## DIRECTIONS FOR THIS TASK
Only the number is wanted: how many lines below include "table"?

[Stored items]
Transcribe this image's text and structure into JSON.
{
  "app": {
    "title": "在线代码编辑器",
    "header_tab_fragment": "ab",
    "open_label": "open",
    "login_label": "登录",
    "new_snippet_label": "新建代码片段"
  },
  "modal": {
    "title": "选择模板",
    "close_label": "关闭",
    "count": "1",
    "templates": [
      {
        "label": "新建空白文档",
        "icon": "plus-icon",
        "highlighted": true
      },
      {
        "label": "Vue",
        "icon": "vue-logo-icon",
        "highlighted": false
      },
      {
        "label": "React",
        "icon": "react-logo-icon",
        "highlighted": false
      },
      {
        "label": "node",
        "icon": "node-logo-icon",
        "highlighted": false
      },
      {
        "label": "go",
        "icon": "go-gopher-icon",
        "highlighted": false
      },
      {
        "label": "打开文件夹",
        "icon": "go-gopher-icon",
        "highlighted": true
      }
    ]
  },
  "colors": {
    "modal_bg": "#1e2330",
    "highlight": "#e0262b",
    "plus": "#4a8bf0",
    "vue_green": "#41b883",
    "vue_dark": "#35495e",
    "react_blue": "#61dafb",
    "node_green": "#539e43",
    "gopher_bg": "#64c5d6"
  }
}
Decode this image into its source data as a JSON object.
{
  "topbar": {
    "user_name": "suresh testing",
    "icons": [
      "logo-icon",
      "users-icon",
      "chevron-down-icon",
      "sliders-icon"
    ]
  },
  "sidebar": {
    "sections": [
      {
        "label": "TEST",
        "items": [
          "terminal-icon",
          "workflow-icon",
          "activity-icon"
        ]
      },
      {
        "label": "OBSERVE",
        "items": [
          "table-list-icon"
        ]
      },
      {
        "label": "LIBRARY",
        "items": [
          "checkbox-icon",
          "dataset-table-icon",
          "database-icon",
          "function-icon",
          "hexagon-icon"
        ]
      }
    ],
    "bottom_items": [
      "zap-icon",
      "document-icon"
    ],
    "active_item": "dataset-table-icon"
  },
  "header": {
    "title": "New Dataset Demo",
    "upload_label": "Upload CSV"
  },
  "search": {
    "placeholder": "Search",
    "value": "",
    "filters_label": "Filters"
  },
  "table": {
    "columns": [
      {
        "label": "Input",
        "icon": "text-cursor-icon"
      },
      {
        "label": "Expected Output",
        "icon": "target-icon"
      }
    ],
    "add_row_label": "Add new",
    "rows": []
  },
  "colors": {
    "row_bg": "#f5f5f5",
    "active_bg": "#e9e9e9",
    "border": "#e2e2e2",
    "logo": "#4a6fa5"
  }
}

## REPLY
4